ALAN E. GALLIE
ONE of the requirements for the successful waging of war is an unlimited supply of iron ore. In the spring of 1941 the demand for iron ore was expected to exceed the supply. This was particularly so in the case of high-grade lump iron ore, essential to the open-hearth process of making steel. The bulk of Canada's iron ore was imported from the United States. At this time, Canada was making every effort to conserve United States funds for more vital purchases. For these reasons, the development of Canadian iron ore resources became of prime importance.

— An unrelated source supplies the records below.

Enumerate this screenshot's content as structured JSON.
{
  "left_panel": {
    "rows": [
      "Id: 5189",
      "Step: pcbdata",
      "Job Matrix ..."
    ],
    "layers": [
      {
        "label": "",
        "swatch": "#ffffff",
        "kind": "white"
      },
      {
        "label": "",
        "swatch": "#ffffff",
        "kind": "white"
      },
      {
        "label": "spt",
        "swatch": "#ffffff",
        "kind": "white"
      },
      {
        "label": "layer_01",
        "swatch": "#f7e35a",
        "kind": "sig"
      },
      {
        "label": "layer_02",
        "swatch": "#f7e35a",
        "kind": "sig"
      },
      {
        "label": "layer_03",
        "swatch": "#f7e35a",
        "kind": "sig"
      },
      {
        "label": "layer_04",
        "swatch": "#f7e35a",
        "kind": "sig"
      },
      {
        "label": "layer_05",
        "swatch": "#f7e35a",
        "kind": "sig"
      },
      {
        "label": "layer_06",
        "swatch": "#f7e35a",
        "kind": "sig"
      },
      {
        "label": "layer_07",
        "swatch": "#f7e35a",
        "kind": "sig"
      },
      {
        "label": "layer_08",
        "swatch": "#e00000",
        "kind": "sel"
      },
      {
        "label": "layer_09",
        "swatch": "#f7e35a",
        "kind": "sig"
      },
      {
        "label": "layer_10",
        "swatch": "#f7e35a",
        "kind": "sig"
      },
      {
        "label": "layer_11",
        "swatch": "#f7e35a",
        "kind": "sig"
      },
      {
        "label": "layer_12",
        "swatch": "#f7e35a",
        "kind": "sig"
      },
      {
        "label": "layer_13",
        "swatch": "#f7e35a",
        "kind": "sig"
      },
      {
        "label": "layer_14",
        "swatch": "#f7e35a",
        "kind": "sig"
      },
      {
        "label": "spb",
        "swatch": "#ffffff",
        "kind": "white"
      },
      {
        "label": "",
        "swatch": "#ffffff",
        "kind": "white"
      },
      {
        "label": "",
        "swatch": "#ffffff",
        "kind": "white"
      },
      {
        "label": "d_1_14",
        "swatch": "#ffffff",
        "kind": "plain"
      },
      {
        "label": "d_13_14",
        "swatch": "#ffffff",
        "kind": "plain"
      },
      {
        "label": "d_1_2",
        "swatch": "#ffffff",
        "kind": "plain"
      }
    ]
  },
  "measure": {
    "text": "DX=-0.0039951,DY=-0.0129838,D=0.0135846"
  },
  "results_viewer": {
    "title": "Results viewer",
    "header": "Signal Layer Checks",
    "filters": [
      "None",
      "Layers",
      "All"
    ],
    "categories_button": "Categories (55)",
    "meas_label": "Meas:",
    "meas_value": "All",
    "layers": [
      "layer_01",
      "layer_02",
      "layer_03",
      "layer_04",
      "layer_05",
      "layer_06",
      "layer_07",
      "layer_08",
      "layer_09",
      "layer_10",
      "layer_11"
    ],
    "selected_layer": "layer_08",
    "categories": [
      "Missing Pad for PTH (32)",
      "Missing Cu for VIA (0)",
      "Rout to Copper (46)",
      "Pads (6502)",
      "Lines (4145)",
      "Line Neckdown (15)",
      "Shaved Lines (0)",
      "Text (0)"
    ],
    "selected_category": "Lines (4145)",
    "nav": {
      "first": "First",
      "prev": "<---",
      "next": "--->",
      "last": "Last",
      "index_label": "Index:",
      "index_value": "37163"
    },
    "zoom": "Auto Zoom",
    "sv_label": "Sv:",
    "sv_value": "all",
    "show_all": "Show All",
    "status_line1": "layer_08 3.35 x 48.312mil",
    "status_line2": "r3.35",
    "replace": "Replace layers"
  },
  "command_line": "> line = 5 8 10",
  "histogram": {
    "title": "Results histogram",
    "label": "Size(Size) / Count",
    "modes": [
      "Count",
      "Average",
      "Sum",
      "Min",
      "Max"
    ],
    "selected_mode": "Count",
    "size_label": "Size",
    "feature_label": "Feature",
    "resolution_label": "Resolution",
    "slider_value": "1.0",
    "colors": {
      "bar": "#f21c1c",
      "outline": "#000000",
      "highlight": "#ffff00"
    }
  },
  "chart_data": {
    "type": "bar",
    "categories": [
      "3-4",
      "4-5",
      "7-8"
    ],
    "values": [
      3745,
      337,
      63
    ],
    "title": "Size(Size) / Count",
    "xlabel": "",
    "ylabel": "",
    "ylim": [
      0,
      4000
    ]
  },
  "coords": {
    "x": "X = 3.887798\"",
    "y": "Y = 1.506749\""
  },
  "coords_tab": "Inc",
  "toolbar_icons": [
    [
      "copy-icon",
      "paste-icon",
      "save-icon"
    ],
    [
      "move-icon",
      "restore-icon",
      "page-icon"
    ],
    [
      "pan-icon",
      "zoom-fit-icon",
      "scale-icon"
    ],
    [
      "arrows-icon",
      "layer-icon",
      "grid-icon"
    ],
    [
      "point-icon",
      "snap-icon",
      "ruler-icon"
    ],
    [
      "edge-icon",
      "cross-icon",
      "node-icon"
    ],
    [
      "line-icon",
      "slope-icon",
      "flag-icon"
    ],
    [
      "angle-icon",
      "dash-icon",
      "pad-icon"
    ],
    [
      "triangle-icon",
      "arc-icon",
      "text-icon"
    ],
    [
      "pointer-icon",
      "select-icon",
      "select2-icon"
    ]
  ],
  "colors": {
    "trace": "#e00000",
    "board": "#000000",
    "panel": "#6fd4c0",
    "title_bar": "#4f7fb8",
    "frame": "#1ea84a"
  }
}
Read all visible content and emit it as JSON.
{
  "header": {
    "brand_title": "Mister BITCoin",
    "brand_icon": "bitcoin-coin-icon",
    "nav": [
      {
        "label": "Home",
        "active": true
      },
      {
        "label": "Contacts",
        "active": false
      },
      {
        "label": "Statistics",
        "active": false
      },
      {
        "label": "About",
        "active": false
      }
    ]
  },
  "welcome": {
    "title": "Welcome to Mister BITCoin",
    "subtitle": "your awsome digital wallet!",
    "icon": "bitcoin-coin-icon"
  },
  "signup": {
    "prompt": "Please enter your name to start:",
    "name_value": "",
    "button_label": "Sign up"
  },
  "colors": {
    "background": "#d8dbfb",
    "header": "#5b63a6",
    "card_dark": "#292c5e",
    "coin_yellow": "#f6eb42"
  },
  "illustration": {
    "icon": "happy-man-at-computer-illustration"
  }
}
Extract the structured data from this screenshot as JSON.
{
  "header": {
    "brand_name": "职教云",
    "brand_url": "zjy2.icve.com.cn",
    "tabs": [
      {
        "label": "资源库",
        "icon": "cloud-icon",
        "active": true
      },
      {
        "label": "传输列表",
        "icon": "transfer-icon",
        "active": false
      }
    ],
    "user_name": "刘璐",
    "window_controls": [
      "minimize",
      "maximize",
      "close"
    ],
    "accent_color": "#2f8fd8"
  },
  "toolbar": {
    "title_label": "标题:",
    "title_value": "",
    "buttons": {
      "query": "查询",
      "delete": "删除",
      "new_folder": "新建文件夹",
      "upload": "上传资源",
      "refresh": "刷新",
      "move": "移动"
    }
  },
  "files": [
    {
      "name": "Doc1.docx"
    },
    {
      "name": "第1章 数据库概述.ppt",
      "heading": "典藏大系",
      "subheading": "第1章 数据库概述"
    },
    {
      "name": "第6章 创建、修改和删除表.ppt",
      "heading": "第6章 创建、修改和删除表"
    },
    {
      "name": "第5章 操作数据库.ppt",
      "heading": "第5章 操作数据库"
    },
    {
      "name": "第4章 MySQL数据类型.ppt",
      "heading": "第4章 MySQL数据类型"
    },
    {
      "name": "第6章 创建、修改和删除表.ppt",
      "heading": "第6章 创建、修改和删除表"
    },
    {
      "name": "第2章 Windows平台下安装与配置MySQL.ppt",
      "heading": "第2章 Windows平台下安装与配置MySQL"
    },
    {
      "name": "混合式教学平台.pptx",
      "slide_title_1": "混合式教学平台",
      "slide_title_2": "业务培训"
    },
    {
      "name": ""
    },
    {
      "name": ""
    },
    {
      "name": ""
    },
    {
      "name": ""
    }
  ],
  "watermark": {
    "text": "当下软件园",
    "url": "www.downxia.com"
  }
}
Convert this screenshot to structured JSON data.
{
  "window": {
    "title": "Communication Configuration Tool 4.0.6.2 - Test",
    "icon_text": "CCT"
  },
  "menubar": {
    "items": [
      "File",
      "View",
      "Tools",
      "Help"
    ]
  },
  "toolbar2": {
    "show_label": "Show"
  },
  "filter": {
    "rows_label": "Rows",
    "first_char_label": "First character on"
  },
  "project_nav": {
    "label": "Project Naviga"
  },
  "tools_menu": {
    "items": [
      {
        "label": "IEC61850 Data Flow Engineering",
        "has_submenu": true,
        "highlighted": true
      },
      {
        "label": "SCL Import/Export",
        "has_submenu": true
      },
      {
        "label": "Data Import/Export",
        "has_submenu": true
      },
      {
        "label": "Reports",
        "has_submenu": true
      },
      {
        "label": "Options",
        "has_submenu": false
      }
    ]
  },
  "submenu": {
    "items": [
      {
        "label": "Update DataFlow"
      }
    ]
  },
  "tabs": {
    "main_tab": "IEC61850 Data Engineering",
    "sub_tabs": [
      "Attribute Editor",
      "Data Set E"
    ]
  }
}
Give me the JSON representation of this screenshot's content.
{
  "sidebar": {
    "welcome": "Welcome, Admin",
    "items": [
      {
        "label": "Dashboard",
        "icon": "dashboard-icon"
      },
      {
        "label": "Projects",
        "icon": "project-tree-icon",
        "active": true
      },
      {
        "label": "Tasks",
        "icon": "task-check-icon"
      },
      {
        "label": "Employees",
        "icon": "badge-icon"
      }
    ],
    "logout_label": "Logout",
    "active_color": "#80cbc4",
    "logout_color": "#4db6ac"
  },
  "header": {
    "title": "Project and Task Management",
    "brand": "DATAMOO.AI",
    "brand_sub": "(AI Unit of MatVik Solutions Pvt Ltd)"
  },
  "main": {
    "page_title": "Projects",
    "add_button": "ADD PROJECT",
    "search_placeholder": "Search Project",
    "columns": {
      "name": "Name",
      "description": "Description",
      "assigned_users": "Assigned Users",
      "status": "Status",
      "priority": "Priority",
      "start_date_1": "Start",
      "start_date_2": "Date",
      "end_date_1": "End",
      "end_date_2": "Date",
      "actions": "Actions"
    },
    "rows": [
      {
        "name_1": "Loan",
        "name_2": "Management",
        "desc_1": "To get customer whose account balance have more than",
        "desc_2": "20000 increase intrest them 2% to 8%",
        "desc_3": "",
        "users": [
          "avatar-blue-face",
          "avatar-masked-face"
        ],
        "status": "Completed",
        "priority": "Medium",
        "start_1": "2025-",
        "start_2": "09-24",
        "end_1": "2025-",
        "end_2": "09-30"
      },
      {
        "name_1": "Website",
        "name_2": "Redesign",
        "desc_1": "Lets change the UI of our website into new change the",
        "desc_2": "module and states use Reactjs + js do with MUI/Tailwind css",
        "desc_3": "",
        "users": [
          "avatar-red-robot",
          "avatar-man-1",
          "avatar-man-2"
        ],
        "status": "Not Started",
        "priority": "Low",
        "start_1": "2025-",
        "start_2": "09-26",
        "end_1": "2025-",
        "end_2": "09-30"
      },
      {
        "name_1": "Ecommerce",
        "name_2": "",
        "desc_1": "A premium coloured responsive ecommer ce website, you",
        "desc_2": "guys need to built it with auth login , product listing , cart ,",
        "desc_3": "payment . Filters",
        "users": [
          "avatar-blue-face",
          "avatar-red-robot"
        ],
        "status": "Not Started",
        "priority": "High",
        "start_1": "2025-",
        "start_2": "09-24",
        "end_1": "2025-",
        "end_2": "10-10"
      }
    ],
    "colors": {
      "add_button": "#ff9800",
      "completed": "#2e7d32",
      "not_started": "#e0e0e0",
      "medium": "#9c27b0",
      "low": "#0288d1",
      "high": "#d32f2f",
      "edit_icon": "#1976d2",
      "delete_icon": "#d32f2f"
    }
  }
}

Several companies undertook investigations and one of these examined the old Josephine deposit.